If you can make a biscuit, you can make a scone. That’s all they are really; sweet biscuits that you can have for breakfast or tea, preferably with clotted cream. Or, if you put big hunks of chocolate in your scones, you can skip the clotted cream.
I’ve talked about my love of scones before. I truly believe they are the king of all pastries. Tender and moist and just sweet enough; if my thighs could handle it, I’d eat them daily. Alas, like any good biscuit, butter is the key ingredient; all the others are really just incidental. A basic scone recipe is a blank slate with which you can play, putting any and all ingredients in together. I tend to like slightly more basic scones; give me currants or blueberries any day. But Joy the Baker posted some chocolate orange scones a while back and I couldn’t get them out of my head. In her post, she waxes poetic about Terry’s Chocolate Oranges. I LOVE Terry’s Chocolate Oranges and I get one every year in my stocking for Christmas. If you haven’t jumped on the chocolate-orange bandwagon yet, I suggest you get to your closest confectioner and buy yourself some orangettes (also a fabulous blogger, fwiw); you will be turned, I promise.

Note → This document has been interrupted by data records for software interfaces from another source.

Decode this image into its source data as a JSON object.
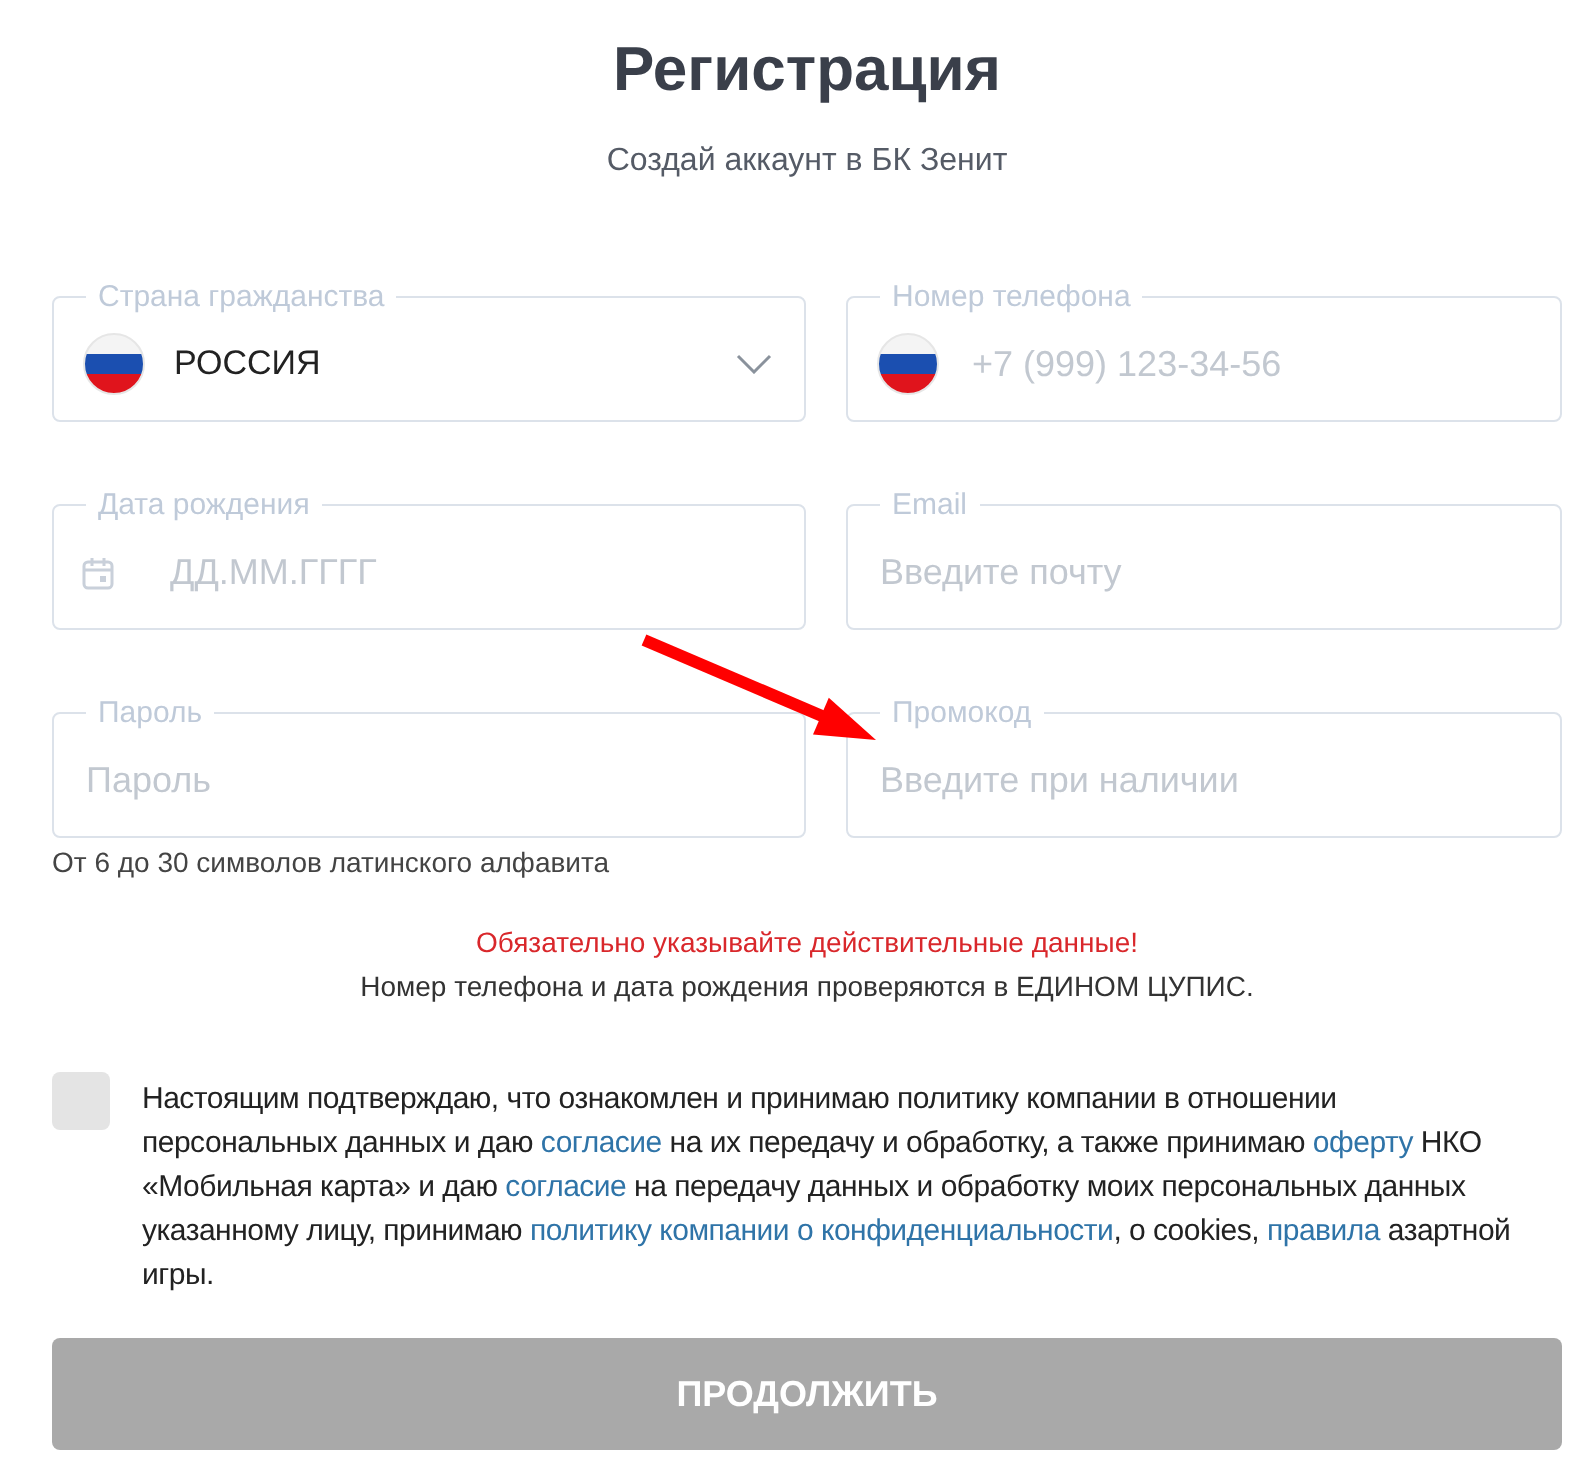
{
  "title": "Регистрация",
  "subtitle": "Создай аккаунт в БК Зенит",
  "fields": [
    {
      "kind": "select",
      "label": "Страна гражданства",
      "value": "РОССИЯ"
    },
    {
      "kind": "phone",
      "label": "Номер телефона",
      "placeholder": "+7 (999) 123-34-56"
    },
    {
      "kind": "date",
      "label": "Дата рождения",
      "placeholder": "ДД.ММ.ГГГГ"
    },
    {
      "kind": "text",
      "label": "Email",
      "placeholder": "Введите почту"
    },
    {
      "kind": "text",
      "label": "Пароль",
      "placeholder": "Пароль",
      "hint": "От 6 до 30 символов латинского алфавита"
    },
    {
      "kind": "text",
      "label": "Промокод",
      "placeholder": "Введите при наличии"
    }
  ],
  "warning": "Обязательно указывайте действительные данные!",
  "notice": "Номер телефона и дата рождения проверяются в ЕДИНОМ ЦУПИС.",
  "consent": {
    "checked": false,
    "segments": [
      {
        "text": "Настоящим подтверждаю, что ознакомлен и принимаю политику компании в отношении персональных данных и даю ",
        "link": false
      },
      {
        "text": "согласие",
        "link": true
      },
      {
        "text": " на их передачу и обработку, а также принимаю ",
        "link": false
      },
      {
        "text": "оферту",
        "link": true
      },
      {
        "text": " НКО «Мобильная карта» и даю ",
        "link": false
      },
      {
        "text": "согласие",
        "link": true
      },
      {
        "text": " на передачу данных и обработку моих персональных данных указанному лицу, принимаю ",
        "link": false
      },
      {
        "text": "политику компании о конфиденциальности",
        "link": true
      },
      {
        "text": ", о cookies, ",
        "link": false
      },
      {
        "text": "правила",
        "link": true
      },
      {
        "text": " азартной игры.",
        "link": false
      }
    ]
  },
  "submit": {
    "label": "ПРОДОЛЖИТЬ",
    "disabled": true
  }
}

So when I found myself with some left-over buttermilk this weekend, I decided to get on it and make me some orange and chocolate scones. Although I used Joy for inspiration, I decided to use a different recipe for my base, one with more buttermilk (that was the point, after all, use the freakin’ buttermilk) and no eggs. I’m not sure I think that eggs belong in scones….does anyone have thoughts on this? Anyways, I turned to Epicurious and found a 13 year-old, 4-fork, 200-review orange-cranberry scone recipe (don’t give me too much credit, it was like the first one that popped up) for my base. Then I modified it, substituting some really, really good, really, really dark chocolate for the cranberries. Lovelies, this is key: use the best, darkest chocolate you can find and hack it into big ole chunks. Scones aren’t meant to be cloyingly sweet and you want a verging-on-bitter chocolate to properly set off the slightly sweet flesh. You want BIG chunks because you don’t want chocolate-flecked scones, you want chocolate-studded scones.

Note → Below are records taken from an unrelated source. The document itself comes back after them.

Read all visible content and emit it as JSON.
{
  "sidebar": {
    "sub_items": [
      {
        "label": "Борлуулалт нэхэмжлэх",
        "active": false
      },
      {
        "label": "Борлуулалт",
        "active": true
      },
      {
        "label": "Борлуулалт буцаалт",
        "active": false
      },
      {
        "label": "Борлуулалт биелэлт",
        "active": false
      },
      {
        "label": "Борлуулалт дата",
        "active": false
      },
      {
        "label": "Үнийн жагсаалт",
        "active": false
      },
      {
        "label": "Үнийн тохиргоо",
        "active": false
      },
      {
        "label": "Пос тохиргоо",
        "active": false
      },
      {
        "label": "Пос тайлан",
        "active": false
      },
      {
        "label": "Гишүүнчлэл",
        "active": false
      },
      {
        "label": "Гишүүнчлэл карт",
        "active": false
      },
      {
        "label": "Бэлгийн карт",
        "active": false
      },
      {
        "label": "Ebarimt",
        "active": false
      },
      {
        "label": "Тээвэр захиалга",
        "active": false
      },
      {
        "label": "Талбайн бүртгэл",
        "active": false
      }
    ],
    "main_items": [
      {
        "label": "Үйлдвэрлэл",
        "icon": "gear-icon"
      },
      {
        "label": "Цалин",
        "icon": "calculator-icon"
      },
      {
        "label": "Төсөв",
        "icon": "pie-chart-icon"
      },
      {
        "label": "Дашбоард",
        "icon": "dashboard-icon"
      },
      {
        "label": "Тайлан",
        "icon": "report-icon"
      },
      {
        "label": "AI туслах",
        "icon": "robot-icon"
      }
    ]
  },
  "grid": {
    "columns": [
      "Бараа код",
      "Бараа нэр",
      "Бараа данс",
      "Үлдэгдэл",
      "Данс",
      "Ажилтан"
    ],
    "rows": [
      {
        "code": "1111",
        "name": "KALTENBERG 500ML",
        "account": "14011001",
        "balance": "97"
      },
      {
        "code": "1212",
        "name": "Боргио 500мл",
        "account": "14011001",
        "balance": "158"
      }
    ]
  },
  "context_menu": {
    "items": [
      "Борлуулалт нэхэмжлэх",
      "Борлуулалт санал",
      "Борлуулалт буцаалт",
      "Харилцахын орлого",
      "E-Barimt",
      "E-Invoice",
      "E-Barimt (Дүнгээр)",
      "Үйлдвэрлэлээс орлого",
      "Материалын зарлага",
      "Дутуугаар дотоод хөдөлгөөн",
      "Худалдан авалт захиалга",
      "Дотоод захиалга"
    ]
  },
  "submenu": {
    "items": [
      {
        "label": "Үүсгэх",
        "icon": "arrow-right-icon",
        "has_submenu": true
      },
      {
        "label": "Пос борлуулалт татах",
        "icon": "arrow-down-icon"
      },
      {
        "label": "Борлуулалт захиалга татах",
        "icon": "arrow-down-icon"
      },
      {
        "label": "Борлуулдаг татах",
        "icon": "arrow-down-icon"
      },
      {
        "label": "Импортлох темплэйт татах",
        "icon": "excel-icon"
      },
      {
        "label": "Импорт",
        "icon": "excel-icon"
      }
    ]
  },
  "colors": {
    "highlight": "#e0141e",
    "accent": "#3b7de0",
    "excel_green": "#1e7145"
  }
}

I always forget just how totally easy scones are to make. They come together in moments, with nearly no work. There are two things you must remember: keep things cold and do NOT overwork your dough. Cold butter lends to flaky scones and dough that’s just-barely holding together leads to tender ones. The other tip I would give is to make them taller than you think they should be; you will never have a scone that’s too tall in the end, but you can end up with ones that seem too flat. You also have a choice between hands and food processor for incorporating the butter. Since taking pictures slows me down, I opted for a food processor (to keep it cold!), but honestly, fingers are meant for rubbing (For shame! That’s not what I mean!), so don’t be afraid to get in there. There’s no reason that we can’t all have ready-to-bake scones in our freezers at all times (Mum, these are waiting for you!).
Orange and Chocolate Scones
Scones are always better fresh out of the oven. You can freeze the raw, cut scones and bake them from frozen any time; just pull then out of the freezer, thrown them in the oven add a few minutes to the baking time.
3 c all purpose flour
1/3 c sugar + extra for dusting
2 1/2 t baking powder
1 t salt
1/2 t baking soda
1 T grated orange zest
3/4 c (1 1/2 sticks) chilled unsalted butter, cut into 1/2-inch pieces
5 oz 70%-85% dark chocolate, roughly chopped
1 c chilled buttermilk + extra for brushing
2 T orange juice
- Heat oven to 375°F and like baking sheet with parchment
- In a food processor, pulse flour, sugar, baking powder, salt, baking soda and orange zest until just mixed
- Add the butter and pulse just until it forms a course meal. DO NOT OVER MIX!
- Dump into a bowl and stir in chocolate chunks
- Using a fork, incorporate buttermilk and orange juice, just until moist clumps form
- Dump the dough out and gather in a ball, kneading only once or twice until it just holds together
- Pat into a 1″-thick circle and cut into 8 wedges
- Brush each scone with the extra buttermilk and sprinkle with the extra sugar
- Bake on prepared sheet for ~20 minutes or until just golden browned